Word for word, copy out every line of the records, omitting each picture.

══ Available data ══

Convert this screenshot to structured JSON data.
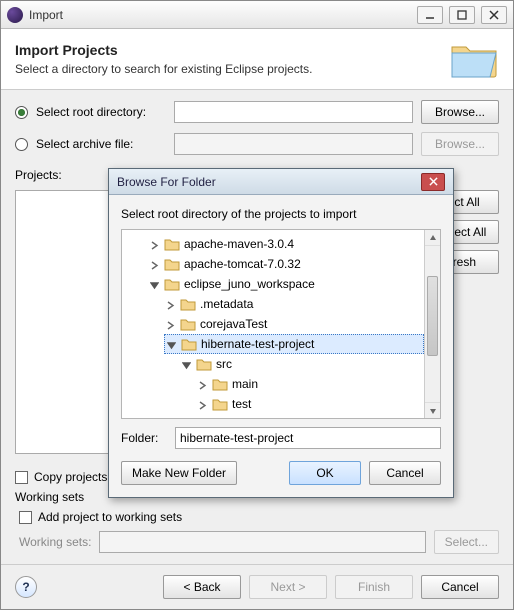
{
  "window": {
    "title": "Import"
  },
  "banner": {
    "heading": "Import Projects",
    "sub": "Select a directory to search for existing Eclipse projects."
  },
  "radios": {
    "root_label": "Select root directory:",
    "archive_label": "Select archive file:",
    "root_browse": "Browse...",
    "archive_browse": "Browse..."
  },
  "projects": {
    "label": "Projects:",
    "select_all": "Select All",
    "deselect_all": "Deselect All",
    "refresh": "Refresh"
  },
  "options": {
    "copy_label": "Copy projects into workspace",
    "working_sets_heading": "Working sets",
    "add_ws_label": "Add project to working sets",
    "ws_label": "Working sets:",
    "ws_select_btn": "Select..."
  },
  "wizard": {
    "back": "< Back",
    "next": "Next >",
    "finish": "Finish",
    "cancel": "Cancel",
    "help": "?"
  },
  "dialog": {
    "title": "Browse For Folder",
    "instruction": "Select root directory of the projects to import",
    "folder_label": "Folder:",
    "folder_value": "hibernate-test-project",
    "make_new": "Make New Folder",
    "ok": "OK",
    "cancel": "Cancel",
    "tree": {
      "n0": "apache-maven-3.0.4",
      "n1": "apache-tomcat-7.0.32",
      "n2": "eclipse_juno_workspace",
      "n3": ".metadata",
      "n4": "corejavaTest",
      "n5": "hibernate-test-project",
      "n6": "src",
      "n7": "main",
      "n8": "test"
    }
  }
}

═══

*Result of this exercise:*
Convert this screenshot to structured JSON data.
{
  "window": {
    "title": "Import"
  },
  "banner": {
    "heading": "Import Projects",
    "sub": "Select a directory to search for existing Eclipse projects."
  },
  "radios": {
    "root_label": "Select root directory:",
    "archive_label": "Select archive file:",
    "root_browse": "Browse...",
    "archive_browse": "Browse..."
  },
  "projects": {
    "label": "Projects:",
    "select_all": "Select All",
    "deselect_all": "Deselect All",
    "refresh": "Refresh"
  },
  "options": {
    "copy_label": "Copy projects into workspace",
    "working_sets_heading": "Working sets",
    "add_ws_label": "Add project to working sets",
    "ws_label": "Working sets:",
    "ws_select_btn": "Select..."
  },
  "wizard": {
    "back": "< Back",
    "next": "Next >",
    "finish": "Finish",
    "cancel": "Cancel",
    "help": "?"
  },
  "dialog": {
    "title": "Browse For Folder",
    "instruction": "Select root directory of the projects to import",
    "folder_label": "Folder:",
    "folder_value": "hibernate-test-project",
    "make_new": "Make New Folder",
    "ok": "OK",
    "cancel": "Cancel",
    "tree": {
      "n0": "apache-maven-3.0.4",
      "n1": "apache-tomcat-7.0.32",
      "n2": "eclipse_juno_workspace",
      "n3": ".metadata",
      "n4": "corejavaTest",
      "n5": "hibernate-test-project",
      "n6": "src",
      "n7": "main",
      "n8": "test"
    }
  }
}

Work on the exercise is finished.